Originally, all the mine ceilings were held up with wooden timber beams until the 1930's when it switched to modern rebar. He showed all sorts of safety items used within the mines, from tools to check the ceiling, to supports that kept the ceilings up. A lot of time was devoted to keeping the mine shaft safe. 

Methane gas was another constant in the mines. It had to be properly ventilated away from any ignition source, or it would exploded. Ventilation was a huge part of mining. When you have crews working non stop under the earth, you have to make sure that air can get to them.

The Harry W. Meador Jr. Coal Museum was full of exhibits of all kinds. From the scrip used at the company store to coal mining tools, an old coal stove, different types of coal. It also had memorabilia about the coal  mines and coal mining industry, books, huge equipment outside, and everything pertaining to mining. Photos, maps and photo displays further told the story. It is a wealth of information as you study coal mining history.

Regular historical There was also a recreation of an old time dental office, hospital items, and a kitchen with an ice box and old country stove. "New" machines were throughout, including original period treadle sewing machines, cash registers, a switchboard and more. 

Be sure and look at the huge yellow Continuous Mining Machine from the 1960's. This huge machine could pull 600 tons of coal out in an 8 hour shift. It's predecessor, the gray cutting machine is from 1915. It was in a mine explosion in 1923, and it is on the grounds of the museum. Today's machines can pull out 2000 tons in an 8 hour shift.

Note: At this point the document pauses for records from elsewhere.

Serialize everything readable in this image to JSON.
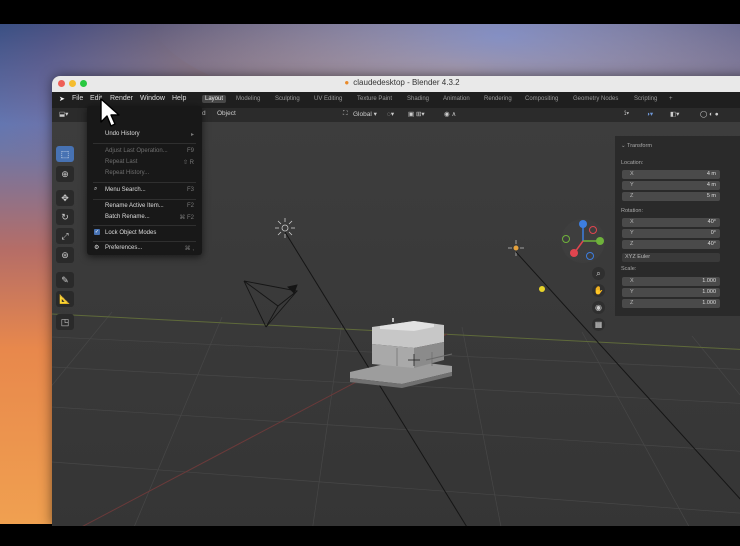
{
  "window": {
    "title": "claudedesktop - Blender 4.3.2"
  },
  "menubar": {
    "items": [
      "File",
      "Edit",
      "Render",
      "Window",
      "Help"
    ]
  },
  "workspaces": {
    "tabs": [
      "Layout",
      "Modeling",
      "Sculpting",
      "UV Editing",
      "Texture Paint",
      "Shading",
      "Animation",
      "Rendering",
      "Compositing",
      "Geometry Nodes",
      "Scripting"
    ],
    "active": "Layout",
    "add_label": "+"
  },
  "header": {
    "add_fragment": "d",
    "object_menu": "Object",
    "orientation": "Global"
  },
  "edit_menu": {
    "items": [
      {
        "label": "Undo History",
        "shortcut": "▸",
        "disabled": false
      },
      {
        "label": "Adjust Last Operation...",
        "shortcut": "F9",
        "disabled": true
      },
      {
        "label": "Repeat Last",
        "shortcut": "⇧ R",
        "disabled": true
      },
      {
        "label": "Repeat History...",
        "shortcut": "",
        "disabled": true
      },
      {
        "label": "Menu Search...",
        "shortcut": "F3",
        "disabled": false
      },
      {
        "label": "Rename Active Item...",
        "shortcut": "F2",
        "disabled": false
      },
      {
        "label": "Batch Rename...",
        "shortcut": "⌘ F2",
        "disabled": false
      },
      {
        "label": "Lock Object Modes",
        "shortcut": "",
        "disabled": false
      },
      {
        "label": "Preferences...",
        "shortcut": "⌘ ,",
        "disabled": false
      }
    ]
  },
  "transform_panel": {
    "header": "Transform",
    "location_label": "Location:",
    "location": [
      {
        "axis": "X",
        "value": "4 m"
      },
      {
        "axis": "Y",
        "value": "4 m"
      },
      {
        "axis": "Z",
        "value": "5 m"
      }
    ],
    "rotation_label": "Rotation:",
    "rotation": [
      {
        "axis": "X",
        "value": "40°"
      },
      {
        "axis": "Y",
        "value": "0°"
      },
      {
        "axis": "Z",
        "value": "40°"
      }
    ],
    "rotation_mode": "XYZ Euler",
    "scale_label": "Scale:",
    "scale": [
      {
        "axis": "X",
        "value": "1.000"
      },
      {
        "axis": "Y",
        "value": "1.000"
      },
      {
        "axis": "Z",
        "value": "1.000"
      }
    ]
  },
  "gizmo": {
    "x": "X",
    "y": "Y",
    "z": "Z"
  },
  "colors": {
    "accent": "#4772b3",
    "x_axis": "#e0454f",
    "y_axis": "#6fb23b",
    "z_axis": "#3d7ee0"
  }
}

LivingHistorySites.com highly recommends the Harry W. Meador Jr. Coal Museum in Big Stone Gap, VA. It is a treasure trove of the rich history of coal mining in the Appalachian Mountain region.

Just a few blocks from the Southwest Virginia Museum Historical State Park so be sure to visit both, and eat at Mosby's Restaurant



Hours of Operation
Wednesday - Saturday 10:00 - 5:00
Sunday 1:00 - 5:00
Monday - Tuesday Closed,
however, special arrangements can be
made if you telephone in advance.


Harry W. Meador Jr. Coal Museum

East 3rd Street and Shawnee Avenue
Big Stone Gap, VA 24219

Sixteen Tons

I loaded sixteen tons and what do I get
Another day older and deeper in debt.
Saint Peter don't call me cause I can't go
I owe my soul to the company store.

I was born one morning, was a drizzling rain
A fussing and fighting ain't my middle name.
Well they raised me in a corner by a Mammy hound
I'm as mean as a dog but I'm as gentle as a lamb.


Well I got up one morning, the sun didn't shine,
I picked up my shovel and I went to the mine,
I loaded sixteen ton of that number four coal
The face boss said, ''Well bless my soul!"


I loaded sixteen tons, I tried to get ahead,
Got deeper and deeper in debt instead.
Well they got what I made, and they wanted some more,
And now I owe my soul at the company store.


Well I went to the office to draw some script
The man, he told me -- was a wreck in the dip.
To clear the tracks would be a week or more
But your credit's still good at our company store.


If you see me coming, step aside.
A lot of men didn't and a lot of men died
I got a fist of iron, I got a fist of steel,
The left one don't get you then the right one will.



Lyrics as recorded by George Davis, WKIZ, Hazard, KY, Nov 15-16, 1966, reprinted ibid.